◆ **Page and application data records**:
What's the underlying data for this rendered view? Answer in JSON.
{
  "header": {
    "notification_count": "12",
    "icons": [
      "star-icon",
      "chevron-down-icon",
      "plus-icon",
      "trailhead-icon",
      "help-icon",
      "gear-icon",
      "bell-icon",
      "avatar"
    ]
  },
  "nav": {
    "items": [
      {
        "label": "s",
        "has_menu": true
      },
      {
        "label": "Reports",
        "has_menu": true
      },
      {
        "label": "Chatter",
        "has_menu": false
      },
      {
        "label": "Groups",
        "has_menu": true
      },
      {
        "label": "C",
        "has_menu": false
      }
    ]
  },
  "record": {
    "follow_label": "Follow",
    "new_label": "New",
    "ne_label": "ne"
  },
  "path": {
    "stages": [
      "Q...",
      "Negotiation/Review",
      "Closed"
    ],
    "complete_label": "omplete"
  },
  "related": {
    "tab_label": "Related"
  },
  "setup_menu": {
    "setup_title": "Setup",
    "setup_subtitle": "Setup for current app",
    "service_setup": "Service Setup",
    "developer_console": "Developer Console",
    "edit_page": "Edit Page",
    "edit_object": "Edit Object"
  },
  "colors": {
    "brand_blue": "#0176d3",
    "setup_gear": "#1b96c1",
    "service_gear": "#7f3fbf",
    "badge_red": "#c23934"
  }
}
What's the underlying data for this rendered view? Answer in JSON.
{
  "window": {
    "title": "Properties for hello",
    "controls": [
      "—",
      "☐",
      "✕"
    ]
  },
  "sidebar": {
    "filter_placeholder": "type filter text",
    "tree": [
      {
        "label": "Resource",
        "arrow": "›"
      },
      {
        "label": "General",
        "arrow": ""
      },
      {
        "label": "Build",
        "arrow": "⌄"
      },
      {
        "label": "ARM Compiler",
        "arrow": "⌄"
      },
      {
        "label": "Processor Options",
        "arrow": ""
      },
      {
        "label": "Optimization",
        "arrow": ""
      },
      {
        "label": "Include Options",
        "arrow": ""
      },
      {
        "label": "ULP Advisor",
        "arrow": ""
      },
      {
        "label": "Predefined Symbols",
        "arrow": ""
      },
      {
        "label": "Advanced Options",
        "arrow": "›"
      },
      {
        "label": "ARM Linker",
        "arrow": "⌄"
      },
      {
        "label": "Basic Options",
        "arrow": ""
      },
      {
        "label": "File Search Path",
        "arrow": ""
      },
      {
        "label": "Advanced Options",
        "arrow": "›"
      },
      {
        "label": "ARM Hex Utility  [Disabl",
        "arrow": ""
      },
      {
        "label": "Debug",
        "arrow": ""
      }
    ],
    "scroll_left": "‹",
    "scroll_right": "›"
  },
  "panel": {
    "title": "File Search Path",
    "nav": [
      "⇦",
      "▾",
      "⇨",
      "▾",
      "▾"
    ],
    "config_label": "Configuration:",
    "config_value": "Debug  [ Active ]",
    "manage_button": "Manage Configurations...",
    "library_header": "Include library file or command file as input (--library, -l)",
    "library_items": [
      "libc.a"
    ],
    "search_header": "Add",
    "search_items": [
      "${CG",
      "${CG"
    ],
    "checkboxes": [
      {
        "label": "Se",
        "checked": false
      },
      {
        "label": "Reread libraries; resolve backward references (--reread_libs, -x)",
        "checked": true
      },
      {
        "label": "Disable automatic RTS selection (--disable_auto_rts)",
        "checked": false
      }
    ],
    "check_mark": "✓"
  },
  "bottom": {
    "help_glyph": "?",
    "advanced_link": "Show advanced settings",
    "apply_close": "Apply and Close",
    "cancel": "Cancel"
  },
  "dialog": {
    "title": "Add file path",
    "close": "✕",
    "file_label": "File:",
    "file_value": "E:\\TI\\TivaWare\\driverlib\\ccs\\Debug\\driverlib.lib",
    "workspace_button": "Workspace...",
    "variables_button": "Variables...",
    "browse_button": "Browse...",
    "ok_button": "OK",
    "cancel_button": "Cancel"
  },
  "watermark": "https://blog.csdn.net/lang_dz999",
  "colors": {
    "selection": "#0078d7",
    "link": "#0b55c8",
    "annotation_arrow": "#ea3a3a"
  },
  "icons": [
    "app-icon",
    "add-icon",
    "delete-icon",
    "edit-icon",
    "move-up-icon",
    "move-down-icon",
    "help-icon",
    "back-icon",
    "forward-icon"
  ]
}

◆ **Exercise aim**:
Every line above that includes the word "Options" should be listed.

◆ **Exercise solution**:
        "label": "Processor Options",
        "label": "Include Options",
        "label": "Advanced Options",
        "label": "Basic Options",
        "label": "Advanced Options",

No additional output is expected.